The Kiga people, or Abakiga, are an ethnic group located in northern Rwanda and southern Uganda. The Kiga speak a Bantu language called Rukiga. They are sometimes referred to as the Chiga or Kiga, while the singular form is Omukiga. Additionally, a large number of Bakiga were still living in Rwanda at the time of European colonization. An Anglo-German Agreement signed in Brussels on 14 May 1910, modified part of the boundary between British and German territories initially established as the parallel of one degree south latitude by the treaty of 1890. Modified were the sectors between the Congo tripoint and the junction of the Kakitumba and Kagera, comprising the present Rwanda-Uganda boundary, and between the junction and the second crossing of the parallel of one degree south latitude by the Kagera, comprising the western segment of the present Tanzania-Uganda boundary. Details of the final delimitation and demarcation of the Rwanda-Uganda boundary between the Congo tripoint of Sabinio and the southwestern branch (Lubirizi) of the Tshinzinga (Muvogero) are given in an Anglo-German Protocol signed at Kamwezi on 30 October 1911. Therefore, many Bakiga became Ugandans by de facto in 1911 when the current international boundaries of Uganda were formally finalized.
The Banyarwanda are the cultural and linguistic group of people who inhabit mainly Rwanda. Within the Banyarwanda there are three subgroups: Hutu, Tutsi and Batwa. Some Banyarwanda live in the Democratic Republic of the Congo, having migrated there from neighbouring Rwanda in waves. In the Congo, they live in the provinces of North Kivu and South Kivu. There are also 1 million Banyarwanda in Uganda, where they live in the west of the country; Umutara and Kitara are the centres of their pastoral and agricultural areas.
Hutu Power is a racist and ethnic supremacist ideology propounded by Hutu extremists in Rwanda. It led to the 1994 Rwandan genocide against the Tutsi. Hutu Power political parties and movements included the Akazu, the Coalition for the Defence of the Republic and its Impuzamugambi paramilitary militia, and the governing National Republican Movement for Democracy and Development and its Interahamwe paramilitary militia.
These are some of the articles related to Rwanda on the English Wikipedia pages:

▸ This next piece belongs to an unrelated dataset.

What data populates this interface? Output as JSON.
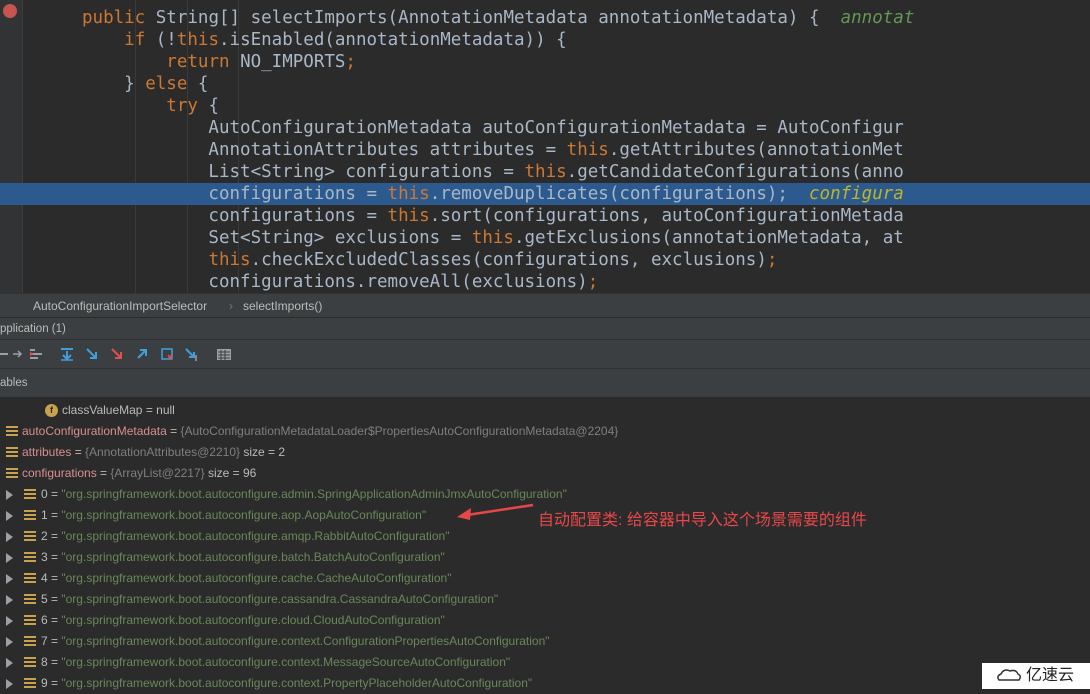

The largest ethnic groups in Rwanda are the Hutus, which make up about 85% of Rwanda's population; the Tutsis, which are 14%; and the Twa, 1%. Starting with the Tutsi feudal monarchy rule of the Tenth century, the Hutus were a subjugated social group. It was not until Belgian colonization that the tensions between the Hutus and Tutsis became focused on race, the Belgians propagating the myth that Tutsis were the superior ethnicity. The resulting tensions would eventually foster the slaughtering of Tutsis in the Rwandan genocide. Since then, government policy has changed to recognize one main ethnicity: "Rwandan".
The 1973 Rwandan coup d'état, also known as the Coup d'état of 5 July, was a military coup staged by Juvénal Habyarimana against incumbent president Grégoire Kayibanda in the Republic of Rwanda. The coup took place on 5 July 1973 and was considered by many as a betrayal.
The Association for Social Promotion of the Masses was a political party in Rwanda.